What is expected – If an entry holds a picture, skip the picture but copy everything else exactly.

Given data –
- Opening Delimiter -

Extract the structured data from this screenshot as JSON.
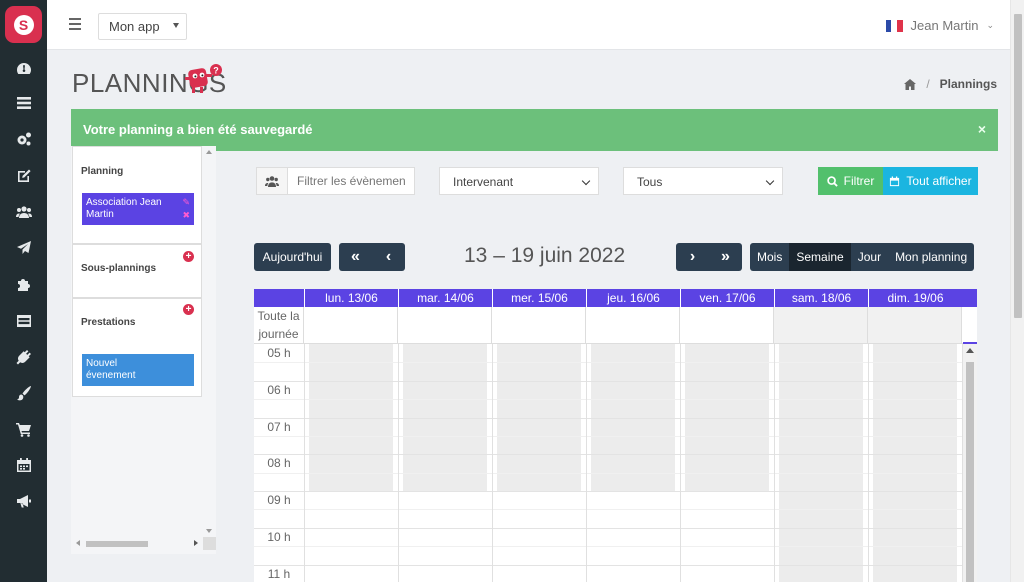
{
  "header": {
    "app_select": "Mon app",
    "user_name": "Jean Martin"
  },
  "page": {
    "title": "PLANNINGS",
    "breadcrumb_current": "Plannings"
  },
  "alert": {
    "message": "Votre planning a bien été sauvegardé",
    "close": "×"
  },
  "sidebar_icons": [
    "dashboard-icon",
    "list-icon",
    "cogs-icon",
    "edit-icon",
    "users-icon",
    "send-icon",
    "puzzle-icon",
    "table-icon",
    "plug-icon",
    "brush-icon",
    "cart-icon",
    "calendar-icon",
    "bullhorn-icon"
  ],
  "subpanel": {
    "planning_title": "Planning",
    "planning_item": "Association Jean Martin",
    "subplannings_title": "Sous-plannings",
    "prestations_title": "Prestations",
    "new_event": "Nouvel évenement",
    "colors": {
      "planning_chip": "#5b43e3",
      "new_event_chip": "#3d8fdb",
      "plus": "#d9304f"
    }
  },
  "filters": {
    "search_placeholder": "Filtrer les évènements",
    "intervenant_select": "Intervenant",
    "tous_select": "Tous",
    "filter_button": "Filtrer",
    "show_all_button": "Tout afficher"
  },
  "toolbar": {
    "today_button": "Aujourd'hui",
    "date_range": "13 – 19 juin 2022",
    "views": [
      "Mois",
      "Semaine",
      "Jour",
      "Mon planning"
    ],
    "active_view": "Semaine"
  },
  "calendar": {
    "days": [
      "lun. 13/06",
      "mar. 14/06",
      "mer. 15/06",
      "jeu. 16/06",
      "ven. 17/06",
      "sam. 18/06",
      "dim. 19/06"
    ],
    "allday_label": "Toute la journée",
    "hours": [
      "05 h",
      "06 h",
      "07 h",
      "08 h",
      "09 h",
      "10 h",
      "11 h"
    ],
    "header_color": "#5b43e3"
  }
}
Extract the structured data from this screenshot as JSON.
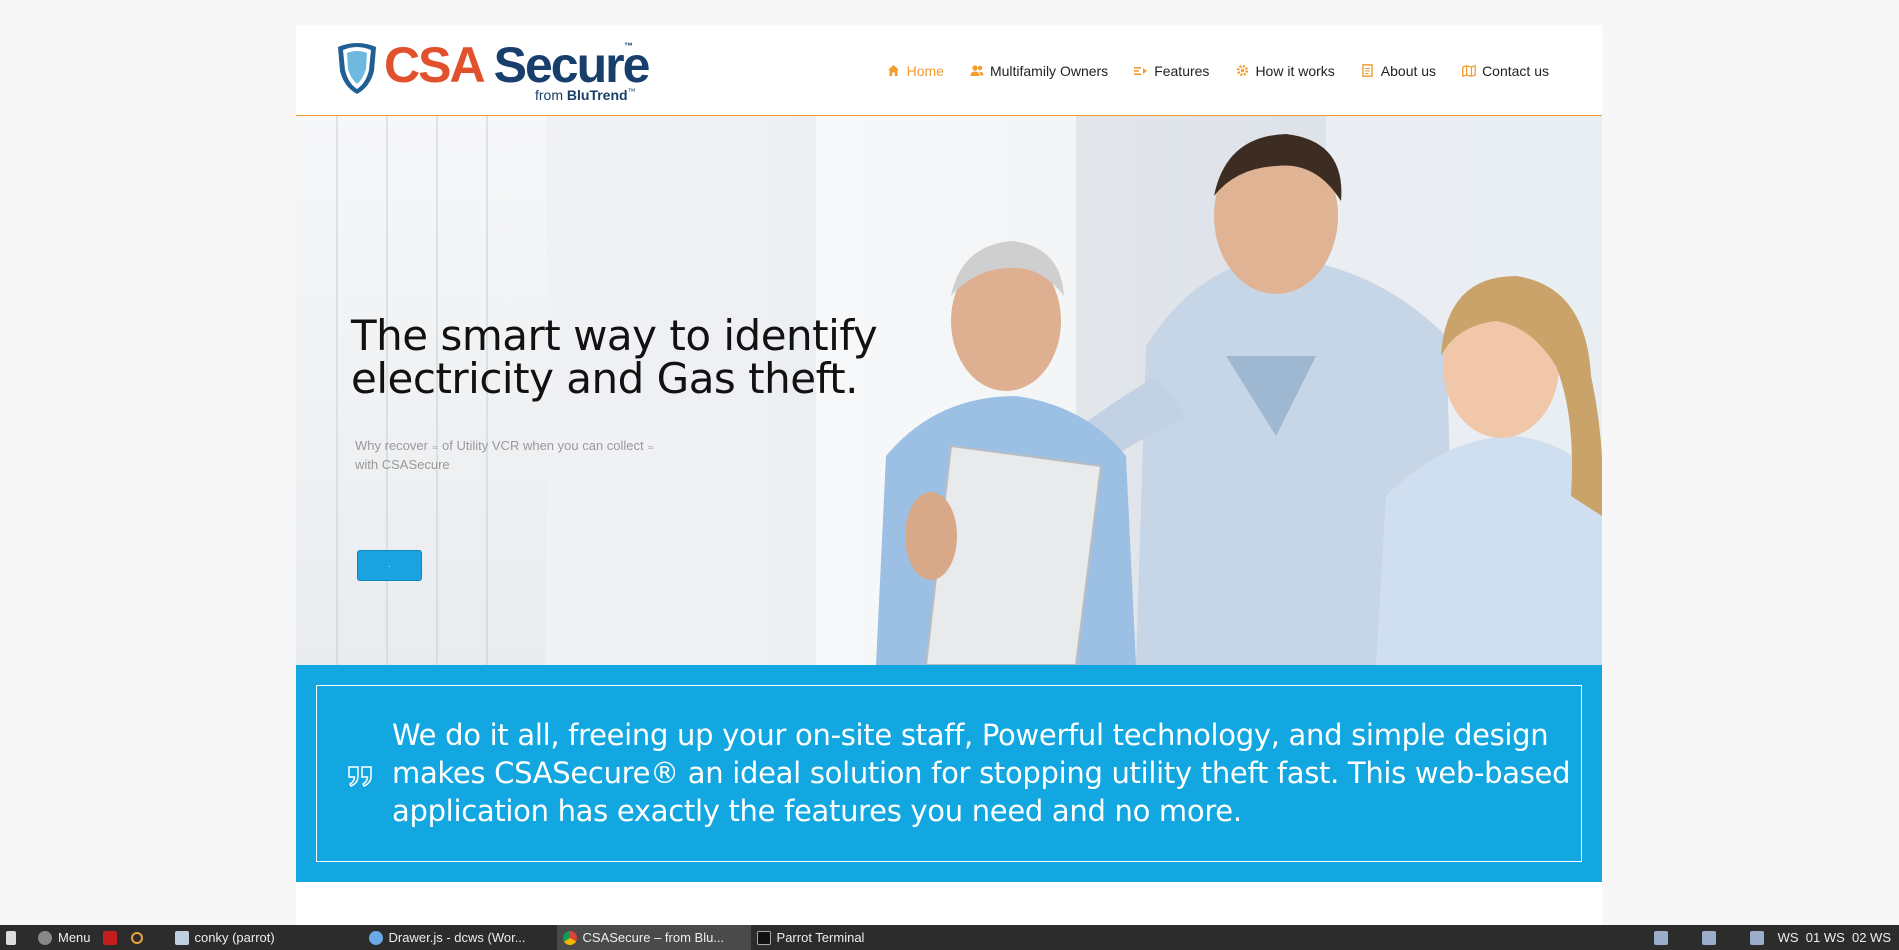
{
  "brand": {
    "name_part1": "CSA",
    "name_part2": " Secure",
    "tm": "™",
    "from": "from ",
    "company": "BluTrend",
    "company_tm": "™"
  },
  "nav": {
    "items": [
      {
        "label": "Home",
        "icon": "home-icon"
      },
      {
        "label": "Multifamily Owners",
        "icon": "users-icon"
      },
      {
        "label": "Features",
        "icon": "features-icon"
      },
      {
        "label": "How it works",
        "icon": "gear-icon"
      },
      {
        "label": "About us",
        "icon": "document-icon"
      },
      {
        "label": "Contact us",
        "icon": "map-icon"
      }
    ],
    "active_index": 0
  },
  "hero": {
    "title": "The smart way to identify electricity and Gas theft.",
    "subtitle": "Why recover ₌ of Utility VCR when you can collect ₌ with CSASecure",
    "button_label": "·"
  },
  "band": {
    "quote": "We do it all, freeing up your on-site staff, Powerful technology, and simple design makes CSASecure® an ideal solution for stopping utility theft fast. This web-based application has exactly the features you need and no more."
  },
  "taskbar": {
    "menu_label": "Menu",
    "windows": [
      {
        "label": "conky (parrot)",
        "active": false
      },
      {
        "label": "Drawer.js - dcws (Wor...",
        "active": false
      },
      {
        "label": "CSASecure – from Blu...",
        "active": true
      },
      {
        "label": "Parrot Terminal",
        "active": false
      }
    ],
    "workspaces": "WS  01 WS  02 WS"
  },
  "colors": {
    "accent_orange": "#f39c2d",
    "brand_blue": "#12a7e0",
    "logo_red": "#e2512d",
    "logo_navy": "#183f6b"
  }
}
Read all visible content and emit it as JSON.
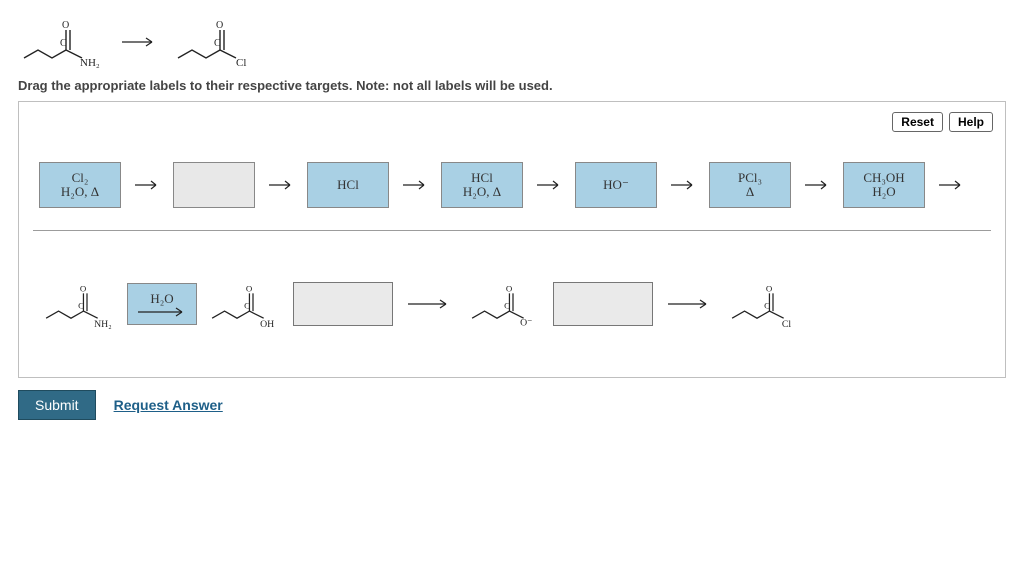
{
  "reaction_header": {
    "reactant_label": "NH₂",
    "product_label": "Cl"
  },
  "prompt": "Drag the appropriate labels to their respective targets. Note: not all labels will be used.",
  "buttons": {
    "reset": "Reset",
    "help": "Help",
    "submit": "Submit",
    "request": "Request Answer"
  },
  "pool": [
    {
      "line1": "Cl₂",
      "line2": "H₂O, Δ",
      "kind": "blue"
    },
    {
      "line1": "",
      "line2": "",
      "kind": "gray"
    },
    {
      "line1": "HCl",
      "line2": "",
      "kind": "blue"
    },
    {
      "line1": "HCl",
      "line2": "H₂O, Δ",
      "kind": "blue"
    },
    {
      "line1": "HO⁻",
      "line2": "",
      "kind": "blue"
    },
    {
      "line1": "PCl₃",
      "line2": "Δ",
      "kind": "blue"
    },
    {
      "line1": "CH₃OH",
      "line2": "H₂O",
      "kind": "blue"
    }
  ],
  "targets": [
    {
      "mol": "amide",
      "mol_label": "NH₂",
      "arrow_filled": true,
      "arrow_label": "H₂O"
    },
    {
      "mol": "acid",
      "mol_label": "OH",
      "arrow_filled": false,
      "arrow_label": ""
    },
    {
      "mol": "carboxylate",
      "mol_label": "O⁻",
      "arrow_filled": false,
      "arrow_label": ""
    },
    {
      "mol": "acyl-cl",
      "mol_label": "Cl",
      "arrow_filled": false,
      "arrow_label": ""
    }
  ]
}
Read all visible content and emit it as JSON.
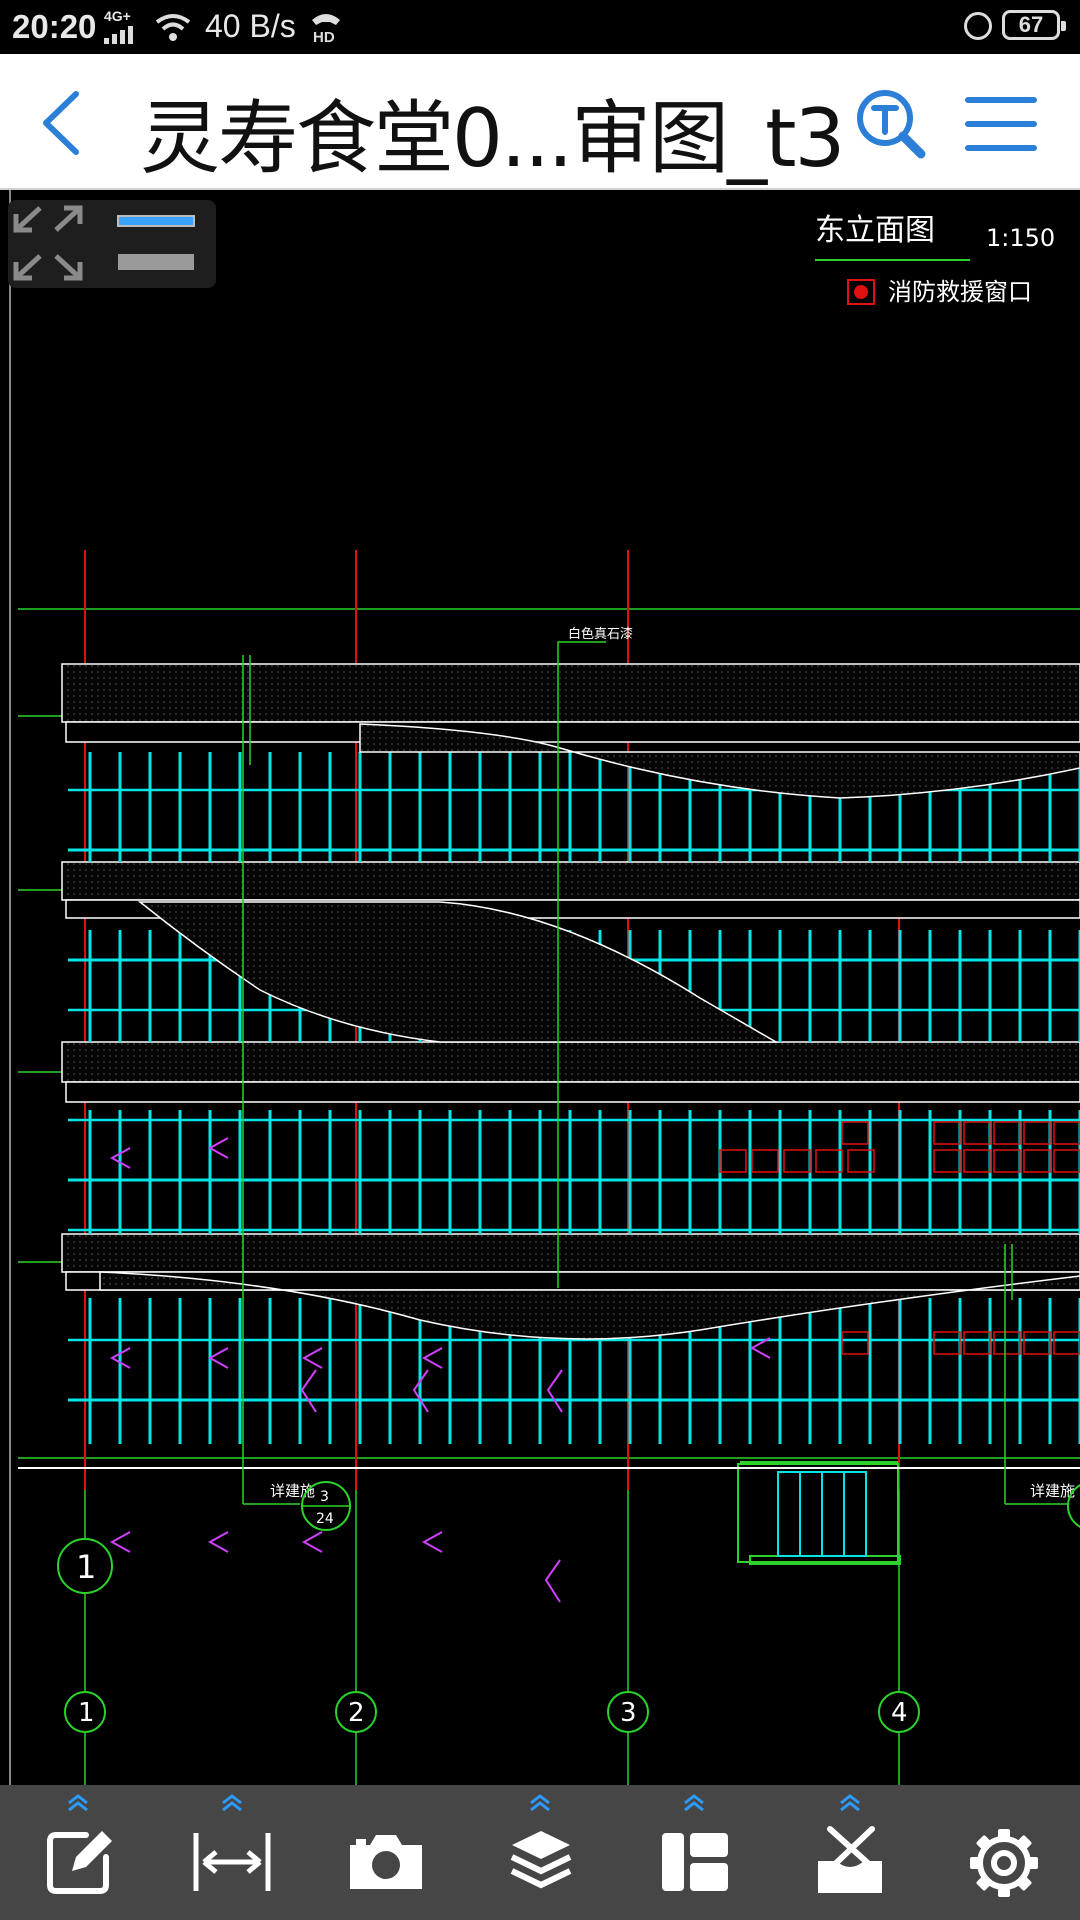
{
  "status_bar": {
    "time": "20:20",
    "network": "4G+",
    "speed": "40 B/s",
    "battery": "67"
  },
  "header": {
    "title": "灵寿食堂0...审图_t3",
    "back_icon": "back-arrow-icon",
    "search_icon": "text-search-icon",
    "menu_icon": "hamburger-menu-icon"
  },
  "drawing": {
    "view_title": "东立面图",
    "scale": "1:150",
    "legend_label": "消防救援窗口",
    "material_note": "白色真石漆",
    "detail_note_left": "详建施",
    "detail_note_right": "详建施",
    "detail_ref_top": "3",
    "detail_ref_bottom": "24",
    "axis_labels": [
      "1",
      "1",
      "2",
      "3",
      "4"
    ],
    "colors": {
      "background": "#000000",
      "curtain_wall": "#00e5e5",
      "axis_line": "#e01010",
      "green_line": "#2bd32b",
      "text": "#ffffff"
    }
  },
  "toolbar": {
    "tools": [
      {
        "name": "edit-icon",
        "has_expand": true
      },
      {
        "name": "measure-icon",
        "has_expand": true
      },
      {
        "name": "camera-icon",
        "has_expand": false
      },
      {
        "name": "layers-icon",
        "has_expand": true
      },
      {
        "name": "layout-icon",
        "has_expand": true
      },
      {
        "name": "tools-icon",
        "has_expand": true
      },
      {
        "name": "settings-icon",
        "has_expand": false
      }
    ]
  }
}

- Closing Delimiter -

Response to this exercise –
Extract the structured data from this screenshot as JSON.
{
  "header": {
    "app_select": "Mon app",
    "user_name": "Jean Martin"
  },
  "page": {
    "title": "PLANNINGS",
    "breadcrumb_current": "Plannings"
  },
  "alert": {
    "message": "Votre planning a bien été sauvegardé",
    "close": "×"
  },
  "sidebar_icons": [
    "dashboard-icon",
    "list-icon",
    "cogs-icon",
    "edit-icon",
    "users-icon",
    "send-icon",
    "puzzle-icon",
    "table-icon",
    "plug-icon",
    "brush-icon",
    "cart-icon",
    "calendar-icon",
    "bullhorn-icon"
  ],
  "subpanel": {
    "planning_title": "Planning",
    "planning_item": "Association Jean Martin",
    "subplannings_title": "Sous-plannings",
    "prestations_title": "Prestations",
    "new_event": "Nouvel évenement",
    "colors": {
      "planning_chip": "#5b43e3",
      "new_event_chip": "#3d8fdb",
      "plus": "#d9304f"
    }
  },
  "filters": {
    "search_placeholder": "Filtrer les évènements",
    "intervenant_select": "Intervenant",
    "tous_select": "Tous",
    "filter_button": "Filtrer",
    "show_all_button": "Tout afficher"
  },
  "toolbar": {
    "today_button": "Aujourd'hui",
    "date_range": "13 – 19 juin 2022",
    "views": [
      "Mois",
      "Semaine",
      "Jour",
      "Mon planning"
    ],
    "active_view": "Semaine"
  },
  "calendar": {
    "days": [
      "lun. 13/06",
      "mar. 14/06",
      "mer. 15/06",
      "jeu. 16/06",
      "ven. 17/06",
      "sam. 18/06",
      "dim. 19/06"
    ],
    "allday_label": "Toute la journée",
    "hours": [
      "05 h",
      "06 h",
      "07 h",
      "08 h",
      "09 h",
      "10 h",
      "11 h"
    ],
    "header_color": "#5b43e3"
  }
}
Extract the structured data from this screenshot as JSON.
{
  "brand": {
    "name_part1": "CSA",
    "name_part2": " Secure",
    "tm": "™",
    "from": "from ",
    "company": "BluTrend",
    "company_tm": "™"
  },
  "nav": {
    "items": [
      {
        "label": "Home",
        "icon": "home-icon"
      },
      {
        "label": "Multifamily Owners",
        "icon": "users-icon"
      },
      {
        "label": "Features",
        "icon": "features-icon"
      },
      {
        "label": "How it works",
        "icon": "gear-icon"
      },
      {
        "label": "About us",
        "icon": "document-icon"
      },
      {
        "label": "Contact us",
        "icon": "map-icon"
      }
    ],
    "active_index": 0
  },
  "hero": {
    "title": "The smart way to identify electricity and Gas theft.",
    "subtitle": "Why recover ₌ of Utility VCR when you can collect ₌ with CSASecure",
    "button_label": "·"
  },
  "band": {
    "quote": "We do it all, freeing up your on-site staff, Powerful technology, and simple design makes CSASecure® an ideal solution for stopping utility theft fast. This web-based application has exactly the features you need and no more."
  },
  "taskbar": {
    "menu_label": "Menu",
    "windows": [
      {
        "label": "conky (parrot)",
        "active": false
      },
      {
        "label": "Drawer.js - dcws (Wor...",
        "active": false
      },
      {
        "label": "CSASecure – from Blu...",
        "active": true
      },
      {
        "label": "Parrot Terminal",
        "active": false
      }
    ],
    "workspaces": "WS  01 WS  02 WS"
  },
  "colors": {
    "accent_orange": "#f39c2d",
    "brand_blue": "#12a7e0",
    "logo_red": "#e2512d",
    "logo_navy": "#183f6b"
  }
}
Read all visible content and emit it as JSON.
{
  "reaction_header": {
    "reactant_label": "NH₂",
    "product_label": "Cl"
  },
  "prompt": "Drag the appropriate labels to their respective targets. Note: not all labels will be used.",
  "buttons": {
    "reset": "Reset",
    "help": "Help",
    "submit": "Submit",
    "request": "Request Answer"
  },
  "pool": [
    {
      "line1": "Cl₂",
      "line2": "H₂O, Δ",
      "kind": "blue"
    },
    {
      "line1": "",
      "line2": "",
      "kind": "gray"
    },
    {
      "line1": "HCl",
      "line2": "",
      "kind": "blue"
    },
    {
      "line1": "HCl",
      "line2": "H₂O, Δ",
      "kind": "blue"
    },
    {
      "line1": "HO⁻",
      "line2": "",
      "kind": "blue"
    },
    {
      "line1": "PCl₃",
      "line2": "Δ",
      "kind": "blue"
    },
    {
      "line1": "CH₃OH",
      "line2": "H₂O",
      "kind": "blue"
    }
  ],
  "targets": [
    {
      "mol": "amide",
      "mol_label": "NH₂",
      "arrow_filled": true,
      "arrow_label": "H₂O"
    },
    {
      "mol": "acid",
      "mol_label": "OH",
      "arrow_filled": false,
      "arrow_label": ""
    },
    {
      "mol": "carboxylate",
      "mol_label": "O⁻",
      "arrow_filled": false,
      "arrow_label": ""
    },
    {
      "mol": "acyl-cl",
      "mol_label": "Cl",
      "arrow_filled": false,
      "arrow_label": ""
    }
  ]
}
Read all visible content and emit it as JSON.
{
  "status_bar": {
    "time": "20:20",
    "network": "4G+",
    "speed": "40 B/s",
    "battery": "67"
  },
  "header": {
    "title": "灵寿食堂0...审图_t3",
    "back_icon": "back-arrow-icon",
    "search_icon": "text-search-icon",
    "menu_icon": "hamburger-menu-icon"
  },
  "drawing": {
    "view_title": "东立面图",
    "scale": "1:150",
    "legend_label": "消防救援窗口",
    "material_note": "白色真石漆",
    "detail_note_left": "详建施",
    "detail_note_right": "详建施",
    "detail_ref_top": "3",
    "detail_ref_bottom": "24",
    "axis_labels": [
      "1",
      "1",
      "2",
      "3",
      "4"
    ],
    "colors": {
      "background": "#000000",
      "curtain_wall": "#00e5e5",
      "axis_line": "#e01010",
      "green_line": "#2bd32b",
      "text": "#ffffff"
    }
  },
  "toolbar": {
    "tools": [
      {
        "name": "edit-icon",
        "has_expand": true
      },
      {
        "name": "measure-icon",
        "has_expand": true
      },
      {
        "name": "camera-icon",
        "has_expand": false
      },
      {
        "name": "layers-icon",
        "has_expand": true
      },
      {
        "name": "layout-icon",
        "has_expand": true
      },
      {
        "name": "tools-icon",
        "has_expand": true
      },
      {
        "name": "settings-icon",
        "has_expand": false
      }
    ]
  }
}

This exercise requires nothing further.